Information: Begin
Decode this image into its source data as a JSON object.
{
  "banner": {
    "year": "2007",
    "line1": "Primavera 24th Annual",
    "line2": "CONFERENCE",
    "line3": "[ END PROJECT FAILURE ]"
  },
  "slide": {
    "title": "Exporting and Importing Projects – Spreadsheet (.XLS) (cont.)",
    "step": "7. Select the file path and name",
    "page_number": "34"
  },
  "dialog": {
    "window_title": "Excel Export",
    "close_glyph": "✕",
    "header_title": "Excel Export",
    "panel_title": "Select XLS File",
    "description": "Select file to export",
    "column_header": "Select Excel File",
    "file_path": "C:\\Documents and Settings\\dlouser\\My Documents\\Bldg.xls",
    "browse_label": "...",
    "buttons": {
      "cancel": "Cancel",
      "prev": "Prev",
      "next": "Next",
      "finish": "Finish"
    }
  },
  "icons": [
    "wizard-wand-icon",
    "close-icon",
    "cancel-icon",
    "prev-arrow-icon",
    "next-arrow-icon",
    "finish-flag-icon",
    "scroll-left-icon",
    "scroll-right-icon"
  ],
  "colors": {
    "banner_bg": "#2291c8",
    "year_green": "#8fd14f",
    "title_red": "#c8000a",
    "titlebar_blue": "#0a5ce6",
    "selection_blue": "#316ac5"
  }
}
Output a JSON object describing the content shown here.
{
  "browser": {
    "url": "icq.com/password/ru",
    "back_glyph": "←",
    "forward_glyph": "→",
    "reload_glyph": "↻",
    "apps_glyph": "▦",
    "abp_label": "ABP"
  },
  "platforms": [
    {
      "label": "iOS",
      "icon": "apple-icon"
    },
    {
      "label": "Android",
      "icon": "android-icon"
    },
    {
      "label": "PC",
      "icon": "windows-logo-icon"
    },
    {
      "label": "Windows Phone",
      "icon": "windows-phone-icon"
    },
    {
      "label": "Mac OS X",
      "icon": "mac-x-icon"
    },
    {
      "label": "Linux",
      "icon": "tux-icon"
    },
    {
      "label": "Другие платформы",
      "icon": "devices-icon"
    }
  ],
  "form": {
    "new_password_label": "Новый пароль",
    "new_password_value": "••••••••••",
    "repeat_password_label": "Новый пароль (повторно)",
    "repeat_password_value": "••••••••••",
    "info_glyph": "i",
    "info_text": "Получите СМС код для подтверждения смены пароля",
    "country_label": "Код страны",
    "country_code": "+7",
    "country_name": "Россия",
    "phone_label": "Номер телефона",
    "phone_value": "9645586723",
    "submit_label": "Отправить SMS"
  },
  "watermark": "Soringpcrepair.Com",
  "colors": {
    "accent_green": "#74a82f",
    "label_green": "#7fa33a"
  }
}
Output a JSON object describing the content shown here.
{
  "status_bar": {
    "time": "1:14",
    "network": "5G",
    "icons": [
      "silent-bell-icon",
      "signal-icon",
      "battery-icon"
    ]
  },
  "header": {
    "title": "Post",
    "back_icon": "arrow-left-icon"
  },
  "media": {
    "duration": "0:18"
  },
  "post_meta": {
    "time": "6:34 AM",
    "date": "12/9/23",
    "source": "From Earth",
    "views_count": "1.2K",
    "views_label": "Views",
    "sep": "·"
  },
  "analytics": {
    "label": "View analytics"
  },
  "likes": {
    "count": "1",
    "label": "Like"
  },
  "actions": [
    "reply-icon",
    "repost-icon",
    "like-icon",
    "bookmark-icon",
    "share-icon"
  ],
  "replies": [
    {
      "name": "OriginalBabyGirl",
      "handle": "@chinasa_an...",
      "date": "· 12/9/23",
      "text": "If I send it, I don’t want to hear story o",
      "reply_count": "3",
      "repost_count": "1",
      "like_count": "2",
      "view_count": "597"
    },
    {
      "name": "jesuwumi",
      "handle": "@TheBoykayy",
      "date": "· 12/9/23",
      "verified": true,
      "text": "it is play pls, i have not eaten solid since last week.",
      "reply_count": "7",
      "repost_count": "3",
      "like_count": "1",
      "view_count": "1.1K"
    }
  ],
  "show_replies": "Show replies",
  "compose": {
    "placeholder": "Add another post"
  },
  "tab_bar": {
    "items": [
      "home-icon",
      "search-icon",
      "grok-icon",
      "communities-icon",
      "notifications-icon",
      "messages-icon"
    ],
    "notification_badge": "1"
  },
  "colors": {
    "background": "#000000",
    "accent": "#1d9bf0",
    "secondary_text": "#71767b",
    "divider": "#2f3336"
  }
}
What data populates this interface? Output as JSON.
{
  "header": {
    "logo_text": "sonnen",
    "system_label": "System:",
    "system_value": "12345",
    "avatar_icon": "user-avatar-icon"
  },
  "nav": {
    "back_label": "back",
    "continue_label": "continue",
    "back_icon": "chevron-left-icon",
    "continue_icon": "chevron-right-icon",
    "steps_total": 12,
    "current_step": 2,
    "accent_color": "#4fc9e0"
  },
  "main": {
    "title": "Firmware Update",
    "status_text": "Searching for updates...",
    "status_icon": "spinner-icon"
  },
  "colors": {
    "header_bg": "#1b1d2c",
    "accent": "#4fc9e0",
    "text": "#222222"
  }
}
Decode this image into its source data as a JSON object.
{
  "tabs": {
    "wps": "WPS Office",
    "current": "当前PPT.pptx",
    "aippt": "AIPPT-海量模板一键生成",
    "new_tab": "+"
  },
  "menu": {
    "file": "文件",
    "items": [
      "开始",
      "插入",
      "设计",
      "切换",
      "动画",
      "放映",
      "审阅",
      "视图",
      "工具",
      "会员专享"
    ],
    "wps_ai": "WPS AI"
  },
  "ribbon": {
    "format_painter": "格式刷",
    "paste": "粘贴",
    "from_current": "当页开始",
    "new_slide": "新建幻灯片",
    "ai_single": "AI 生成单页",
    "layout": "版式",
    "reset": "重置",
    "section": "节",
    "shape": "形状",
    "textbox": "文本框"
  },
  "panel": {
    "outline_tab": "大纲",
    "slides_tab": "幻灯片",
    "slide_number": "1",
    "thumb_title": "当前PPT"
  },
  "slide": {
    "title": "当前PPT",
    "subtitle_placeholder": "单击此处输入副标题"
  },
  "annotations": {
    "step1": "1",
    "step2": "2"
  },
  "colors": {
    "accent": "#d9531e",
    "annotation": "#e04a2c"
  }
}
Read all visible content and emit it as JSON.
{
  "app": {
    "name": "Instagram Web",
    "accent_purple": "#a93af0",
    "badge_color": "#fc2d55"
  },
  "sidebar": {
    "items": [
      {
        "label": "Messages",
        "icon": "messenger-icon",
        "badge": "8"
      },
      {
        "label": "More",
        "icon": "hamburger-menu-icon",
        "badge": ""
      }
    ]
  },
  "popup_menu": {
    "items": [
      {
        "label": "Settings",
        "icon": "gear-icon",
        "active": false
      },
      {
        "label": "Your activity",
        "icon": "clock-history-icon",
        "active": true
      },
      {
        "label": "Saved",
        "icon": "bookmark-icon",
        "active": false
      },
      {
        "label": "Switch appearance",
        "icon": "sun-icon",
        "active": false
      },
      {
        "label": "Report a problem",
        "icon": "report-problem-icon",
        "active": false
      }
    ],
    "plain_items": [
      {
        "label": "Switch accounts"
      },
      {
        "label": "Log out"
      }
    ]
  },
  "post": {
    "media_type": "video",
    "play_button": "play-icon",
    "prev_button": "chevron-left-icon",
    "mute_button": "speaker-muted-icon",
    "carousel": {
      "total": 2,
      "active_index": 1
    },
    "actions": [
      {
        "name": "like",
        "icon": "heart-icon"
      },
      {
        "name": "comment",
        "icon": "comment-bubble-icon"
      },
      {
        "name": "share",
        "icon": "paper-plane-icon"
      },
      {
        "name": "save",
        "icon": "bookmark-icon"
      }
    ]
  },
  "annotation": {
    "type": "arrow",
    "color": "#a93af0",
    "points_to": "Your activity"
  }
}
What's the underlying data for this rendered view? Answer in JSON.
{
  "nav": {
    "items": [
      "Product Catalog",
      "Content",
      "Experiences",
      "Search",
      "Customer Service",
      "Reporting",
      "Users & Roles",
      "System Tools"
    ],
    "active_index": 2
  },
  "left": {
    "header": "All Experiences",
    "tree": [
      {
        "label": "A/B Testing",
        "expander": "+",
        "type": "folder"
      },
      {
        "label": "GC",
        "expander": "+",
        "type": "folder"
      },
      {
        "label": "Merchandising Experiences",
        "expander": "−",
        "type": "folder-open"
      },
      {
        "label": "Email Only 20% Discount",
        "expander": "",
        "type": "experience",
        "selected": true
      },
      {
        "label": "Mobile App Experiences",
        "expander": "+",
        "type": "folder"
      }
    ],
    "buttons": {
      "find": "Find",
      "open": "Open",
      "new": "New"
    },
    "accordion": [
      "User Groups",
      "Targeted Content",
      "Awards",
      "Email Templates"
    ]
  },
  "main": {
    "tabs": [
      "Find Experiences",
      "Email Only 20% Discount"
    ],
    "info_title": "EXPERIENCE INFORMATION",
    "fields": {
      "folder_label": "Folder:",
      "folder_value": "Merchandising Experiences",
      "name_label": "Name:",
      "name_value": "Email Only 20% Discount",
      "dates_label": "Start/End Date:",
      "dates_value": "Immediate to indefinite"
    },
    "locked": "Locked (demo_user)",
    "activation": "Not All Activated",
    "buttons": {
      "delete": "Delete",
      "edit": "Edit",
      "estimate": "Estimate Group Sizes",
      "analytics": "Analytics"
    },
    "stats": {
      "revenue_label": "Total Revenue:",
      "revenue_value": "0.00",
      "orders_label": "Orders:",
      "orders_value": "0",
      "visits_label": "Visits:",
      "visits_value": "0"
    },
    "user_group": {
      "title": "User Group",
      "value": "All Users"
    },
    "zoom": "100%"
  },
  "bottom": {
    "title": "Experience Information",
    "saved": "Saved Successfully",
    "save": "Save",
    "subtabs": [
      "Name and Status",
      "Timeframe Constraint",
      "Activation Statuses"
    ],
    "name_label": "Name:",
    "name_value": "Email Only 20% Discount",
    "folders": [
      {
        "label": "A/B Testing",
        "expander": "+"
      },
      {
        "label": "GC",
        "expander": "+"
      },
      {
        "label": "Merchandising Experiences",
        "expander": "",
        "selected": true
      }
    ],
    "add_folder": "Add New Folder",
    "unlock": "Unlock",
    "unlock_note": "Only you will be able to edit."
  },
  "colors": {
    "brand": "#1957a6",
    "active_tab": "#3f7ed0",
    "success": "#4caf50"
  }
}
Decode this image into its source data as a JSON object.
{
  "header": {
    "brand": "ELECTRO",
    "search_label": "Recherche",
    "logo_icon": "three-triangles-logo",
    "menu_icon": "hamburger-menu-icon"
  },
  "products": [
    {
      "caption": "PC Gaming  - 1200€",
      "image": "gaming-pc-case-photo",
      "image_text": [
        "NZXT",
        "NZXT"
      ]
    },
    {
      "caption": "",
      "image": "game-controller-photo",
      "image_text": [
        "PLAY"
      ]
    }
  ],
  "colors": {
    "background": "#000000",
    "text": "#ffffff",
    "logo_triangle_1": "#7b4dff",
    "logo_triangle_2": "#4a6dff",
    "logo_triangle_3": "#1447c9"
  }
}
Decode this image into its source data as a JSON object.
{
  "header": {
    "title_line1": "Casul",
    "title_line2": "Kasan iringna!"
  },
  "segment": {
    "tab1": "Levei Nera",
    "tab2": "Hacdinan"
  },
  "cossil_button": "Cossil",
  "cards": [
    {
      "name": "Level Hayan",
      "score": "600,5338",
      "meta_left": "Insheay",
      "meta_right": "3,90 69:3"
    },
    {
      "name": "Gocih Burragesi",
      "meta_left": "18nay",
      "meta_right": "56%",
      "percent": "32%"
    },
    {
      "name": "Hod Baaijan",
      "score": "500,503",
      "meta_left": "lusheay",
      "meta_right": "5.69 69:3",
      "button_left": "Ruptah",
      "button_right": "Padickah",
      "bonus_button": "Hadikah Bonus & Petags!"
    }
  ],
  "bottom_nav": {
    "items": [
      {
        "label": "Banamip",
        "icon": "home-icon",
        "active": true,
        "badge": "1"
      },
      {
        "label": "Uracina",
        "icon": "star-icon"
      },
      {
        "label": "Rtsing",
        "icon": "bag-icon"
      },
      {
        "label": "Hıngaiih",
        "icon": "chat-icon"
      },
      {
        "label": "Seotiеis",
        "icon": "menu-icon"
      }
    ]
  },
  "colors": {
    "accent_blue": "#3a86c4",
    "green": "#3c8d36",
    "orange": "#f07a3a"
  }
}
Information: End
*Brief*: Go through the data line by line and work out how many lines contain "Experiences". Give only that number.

*Solution for this exercise*: 7